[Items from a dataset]
■ ■ ■ ■

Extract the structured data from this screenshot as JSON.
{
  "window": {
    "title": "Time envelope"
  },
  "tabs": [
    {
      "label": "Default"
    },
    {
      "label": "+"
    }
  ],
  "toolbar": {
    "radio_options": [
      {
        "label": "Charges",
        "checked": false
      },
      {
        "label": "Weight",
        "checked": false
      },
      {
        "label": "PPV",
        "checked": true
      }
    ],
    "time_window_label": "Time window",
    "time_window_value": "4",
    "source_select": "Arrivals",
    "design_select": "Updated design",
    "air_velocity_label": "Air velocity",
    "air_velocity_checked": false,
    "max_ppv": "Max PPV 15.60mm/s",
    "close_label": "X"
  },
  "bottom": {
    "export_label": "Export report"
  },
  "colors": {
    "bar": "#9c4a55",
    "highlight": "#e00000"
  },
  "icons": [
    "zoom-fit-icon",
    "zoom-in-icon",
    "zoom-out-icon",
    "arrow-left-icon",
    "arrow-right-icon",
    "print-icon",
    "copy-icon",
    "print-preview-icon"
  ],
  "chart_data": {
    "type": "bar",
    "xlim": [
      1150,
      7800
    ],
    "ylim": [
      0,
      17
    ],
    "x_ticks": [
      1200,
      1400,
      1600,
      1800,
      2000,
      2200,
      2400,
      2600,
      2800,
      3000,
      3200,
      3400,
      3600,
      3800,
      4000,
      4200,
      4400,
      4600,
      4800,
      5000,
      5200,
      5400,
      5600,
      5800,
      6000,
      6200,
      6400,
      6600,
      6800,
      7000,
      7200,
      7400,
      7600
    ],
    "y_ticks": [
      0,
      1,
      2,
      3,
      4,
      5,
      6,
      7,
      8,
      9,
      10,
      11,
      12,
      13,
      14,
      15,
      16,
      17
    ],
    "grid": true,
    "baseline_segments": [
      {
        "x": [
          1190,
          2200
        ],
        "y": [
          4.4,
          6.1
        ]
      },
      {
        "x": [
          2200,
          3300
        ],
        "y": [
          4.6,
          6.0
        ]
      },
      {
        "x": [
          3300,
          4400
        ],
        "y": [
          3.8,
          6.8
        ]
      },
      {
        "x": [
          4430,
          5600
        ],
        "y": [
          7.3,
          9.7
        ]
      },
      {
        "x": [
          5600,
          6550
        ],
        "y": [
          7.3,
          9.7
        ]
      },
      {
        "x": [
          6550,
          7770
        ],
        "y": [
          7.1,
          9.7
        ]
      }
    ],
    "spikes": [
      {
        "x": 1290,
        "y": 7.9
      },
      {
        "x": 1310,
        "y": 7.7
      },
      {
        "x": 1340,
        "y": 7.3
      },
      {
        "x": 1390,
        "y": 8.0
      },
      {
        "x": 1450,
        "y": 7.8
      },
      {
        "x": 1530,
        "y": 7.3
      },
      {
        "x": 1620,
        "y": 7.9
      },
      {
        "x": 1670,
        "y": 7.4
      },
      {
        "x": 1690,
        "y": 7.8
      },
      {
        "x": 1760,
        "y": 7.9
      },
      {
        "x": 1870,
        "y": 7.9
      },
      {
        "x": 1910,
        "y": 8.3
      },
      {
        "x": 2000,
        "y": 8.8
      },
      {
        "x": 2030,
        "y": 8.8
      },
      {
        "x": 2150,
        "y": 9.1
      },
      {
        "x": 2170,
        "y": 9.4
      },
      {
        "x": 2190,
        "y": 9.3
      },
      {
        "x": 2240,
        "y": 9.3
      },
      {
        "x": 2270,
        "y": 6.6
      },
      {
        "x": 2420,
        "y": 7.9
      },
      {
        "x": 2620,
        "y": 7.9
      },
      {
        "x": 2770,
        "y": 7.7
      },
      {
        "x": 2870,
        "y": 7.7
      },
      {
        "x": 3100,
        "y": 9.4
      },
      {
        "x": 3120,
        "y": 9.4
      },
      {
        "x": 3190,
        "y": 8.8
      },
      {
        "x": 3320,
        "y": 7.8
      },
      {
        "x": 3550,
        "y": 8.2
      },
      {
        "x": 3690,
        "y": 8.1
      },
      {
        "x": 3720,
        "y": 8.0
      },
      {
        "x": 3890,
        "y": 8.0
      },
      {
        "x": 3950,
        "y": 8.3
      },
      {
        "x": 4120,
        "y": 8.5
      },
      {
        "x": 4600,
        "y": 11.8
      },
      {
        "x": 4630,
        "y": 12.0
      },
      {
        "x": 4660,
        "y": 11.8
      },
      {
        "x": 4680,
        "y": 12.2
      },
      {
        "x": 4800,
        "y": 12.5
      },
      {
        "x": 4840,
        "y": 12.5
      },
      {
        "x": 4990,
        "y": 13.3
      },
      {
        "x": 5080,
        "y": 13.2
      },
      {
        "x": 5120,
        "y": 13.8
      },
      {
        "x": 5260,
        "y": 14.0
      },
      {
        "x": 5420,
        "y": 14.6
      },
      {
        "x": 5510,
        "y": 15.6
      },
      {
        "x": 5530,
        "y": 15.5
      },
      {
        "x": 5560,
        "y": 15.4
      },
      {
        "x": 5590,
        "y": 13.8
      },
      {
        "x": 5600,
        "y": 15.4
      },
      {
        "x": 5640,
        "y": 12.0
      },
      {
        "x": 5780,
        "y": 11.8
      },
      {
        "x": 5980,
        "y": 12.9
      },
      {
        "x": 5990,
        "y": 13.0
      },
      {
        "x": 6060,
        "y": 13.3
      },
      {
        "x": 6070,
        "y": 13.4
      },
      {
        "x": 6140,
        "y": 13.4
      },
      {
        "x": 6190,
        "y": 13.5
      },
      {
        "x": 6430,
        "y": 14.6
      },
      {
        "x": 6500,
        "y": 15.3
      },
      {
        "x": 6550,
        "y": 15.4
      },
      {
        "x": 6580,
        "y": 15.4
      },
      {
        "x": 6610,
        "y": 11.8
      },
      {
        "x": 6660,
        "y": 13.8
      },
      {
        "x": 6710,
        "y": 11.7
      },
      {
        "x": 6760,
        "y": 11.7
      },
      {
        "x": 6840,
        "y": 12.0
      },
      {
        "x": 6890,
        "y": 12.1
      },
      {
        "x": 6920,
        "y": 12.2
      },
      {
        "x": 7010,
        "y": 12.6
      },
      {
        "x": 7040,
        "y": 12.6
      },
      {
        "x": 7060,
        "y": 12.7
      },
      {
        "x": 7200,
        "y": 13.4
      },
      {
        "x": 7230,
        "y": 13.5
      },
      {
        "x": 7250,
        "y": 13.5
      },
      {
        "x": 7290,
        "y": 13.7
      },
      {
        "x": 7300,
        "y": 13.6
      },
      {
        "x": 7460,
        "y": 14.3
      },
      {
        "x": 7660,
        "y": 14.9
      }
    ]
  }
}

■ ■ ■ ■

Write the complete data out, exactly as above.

→ RESULT OF THIS TASK:
Extract the structured data from this screenshot as JSON.
{
  "window": {
    "title": "Time envelope"
  },
  "tabs": [
    {
      "label": "Default"
    },
    {
      "label": "+"
    }
  ],
  "toolbar": {
    "radio_options": [
      {
        "label": "Charges",
        "checked": false
      },
      {
        "label": "Weight",
        "checked": false
      },
      {
        "label": "PPV",
        "checked": true
      }
    ],
    "time_window_label": "Time window",
    "time_window_value": "4",
    "source_select": "Arrivals",
    "design_select": "Updated design",
    "air_velocity_label": "Air velocity",
    "air_velocity_checked": false,
    "max_ppv": "Max PPV 15.60mm/s",
    "close_label": "X"
  },
  "bottom": {
    "export_label": "Export report"
  },
  "colors": {
    "bar": "#9c4a55",
    "highlight": "#e00000"
  },
  "icons": [
    "zoom-fit-icon",
    "zoom-in-icon",
    "zoom-out-icon",
    "arrow-left-icon",
    "arrow-right-icon",
    "print-icon",
    "copy-icon",
    "print-preview-icon"
  ],
  "chart_data": {
    "type": "bar",
    "xlim": [
      1150,
      7800
    ],
    "ylim": [
      0,
      17
    ],
    "x_ticks": [
      1200,
      1400,
      1600,
      1800,
      2000,
      2200,
      2400,
      2600,
      2800,
      3000,
      3200,
      3400,
      3600,
      3800,
      4000,
      4200,
      4400,
      4600,
      4800,
      5000,
      5200,
      5400,
      5600,
      5800,
      6000,
      6200,
      6400,
      6600,
      6800,
      7000,
      7200,
      7400,
      7600
    ],
    "y_ticks": [
      0,
      1,
      2,
      3,
      4,
      5,
      6,
      7,
      8,
      9,
      10,
      11,
      12,
      13,
      14,
      15,
      16,
      17
    ],
    "grid": true,
    "baseline_segments": [
      {
        "x": [
          1190,
          2200
        ],
        "y": [
          4.4,
          6.1
        ]
      },
      {
        "x": [
          2200,
          3300
        ],
        "y": [
          4.6,
          6.0
        ]
      },
      {
        "x": [
          3300,
          4400
        ],
        "y": [
          3.8,
          6.8
        ]
      },
      {
        "x": [
          4430,
          5600
        ],
        "y": [
          7.3,
          9.7
        ]
      },
      {
        "x": [
          5600,
          6550
        ],
        "y": [
          7.3,
          9.7
        ]
      },
      {
        "x": [
          6550,
          7770
        ],
        "y": [
          7.1,
          9.7
        ]
      }
    ],
    "spikes": [
      {
        "x": 1290,
        "y": 7.9
      },
      {
        "x": 1310,
        "y": 7.7
      },
      {
        "x": 1340,
        "y": 7.3
      },
      {
        "x": 1390,
        "y": 8.0
      },
      {
        "x": 1450,
        "y": 7.8
      },
      {
        "x": 1530,
        "y": 7.3
      },
      {
        "x": 1620,
        "y": 7.9
      },
      {
        "x": 1670,
        "y": 7.4
      },
      {
        "x": 1690,
        "y": 7.8
      },
      {
        "x": 1760,
        "y": 7.9
      },
      {
        "x": 1870,
        "y": 7.9
      },
      {
        "x": 1910,
        "y": 8.3
      },
      {
        "x": 2000,
        "y": 8.8
      },
      {
        "x": 2030,
        "y": 8.8
      },
      {
        "x": 2150,
        "y": 9.1
      },
      {
        "x": 2170,
        "y": 9.4
      },
      {
        "x": 2190,
        "y": 9.3
      },
      {
        "x": 2240,
        "y": 9.3
      },
      {
        "x": 2270,
        "y": 6.6
      },
      {
        "x": 2420,
        "y": 7.9
      },
      {
        "x": 2620,
        "y": 7.9
      },
      {
        "x": 2770,
        "y": 7.7
      },
      {
        "x": 2870,
        "y": 7.7
      },
      {
        "x": 3100,
        "y": 9.4
      },
      {
        "x": 3120,
        "y": 9.4
      },
      {
        "x": 3190,
        "y": 8.8
      },
      {
        "x": 3320,
        "y": 7.8
      },
      {
        "x": 3550,
        "y": 8.2
      },
      {
        "x": 3690,
        "y": 8.1
      },
      {
        "x": 3720,
        "y": 8.0
      },
      {
        "x": 3890,
        "y": 8.0
      },
      {
        "x": 3950,
        "y": 8.3
      },
      {
        "x": 4120,
        "y": 8.5
      },
      {
        "x": 4600,
        "y": 11.8
      },
      {
        "x": 4630,
        "y": 12.0
      },
      {
        "x": 4660,
        "y": 11.8
      },
      {
        "x": 4680,
        "y": 12.2
      },
      {
        "x": 4800,
        "y": 12.5
      },
      {
        "x": 4840,
        "y": 12.5
      },
      {
        "x": 4990,
        "y": 13.3
      },
      {
        "x": 5080,
        "y": 13.2
      },
      {
        "x": 5120,
        "y": 13.8
      },
      {
        "x": 5260,
        "y": 14.0
      },
      {
        "x": 5420,
        "y": 14.6
      },
      {
        "x": 5510,
        "y": 15.6
      },
      {
        "x": 5530,
        "y": 15.5
      },
      {
        "x": 5560,
        "y": 15.4
      },
      {
        "x": 5590,
        "y": 13.8
      },
      {
        "x": 5600,
        "y": 15.4
      },
      {
        "x": 5640,
        "y": 12.0
      },
      {
        "x": 5780,
        "y": 11.8
      },
      {
        "x": 5980,
        "y": 12.9
      },
      {
        "x": 5990,
        "y": 13.0
      },
      {
        "x": 6060,
        "y": 13.3
      },
      {
        "x": 6070,
        "y": 13.4
      },
      {
        "x": 6140,
        "y": 13.4
      },
      {
        "x": 6190,
        "y": 13.5
      },
      {
        "x": 6430,
        "y": 14.6
      },
      {
        "x": 6500,
        "y": 15.3
      },
      {
        "x": 6550,
        "y": 15.4
      },
      {
        "x": 6580,
        "y": 15.4
      },
      {
        "x": 6610,
        "y": 11.8
      },
      {
        "x": 6660,
        "y": 13.8
      },
      {
        "x": 6710,
        "y": 11.7
      },
      {
        "x": 6760,
        "y": 11.7
      },
      {
        "x": 6840,
        "y": 12.0
      },
      {
        "x": 6890,
        "y": 12.1
      },
      {
        "x": 6920,
        "y": 12.2
      },
      {
        "x": 7010,
        "y": 12.6
      },
      {
        "x": 7040,
        "y": 12.6
      },
      {
        "x": 7060,
        "y": 12.7
      },
      {
        "x": 7200,
        "y": 13.4
      },
      {
        "x": 7230,
        "y": 13.5
      },
      {
        "x": 7250,
        "y": 13.5
      },
      {
        "x": 7290,
        "y": 13.7
      },
      {
        "x": 7300,
        "y": 13.6
      },
      {
        "x": 7460,
        "y": 14.3
      },
      {
        "x": 7660,
        "y": 14.9
      }
    ]
  }
}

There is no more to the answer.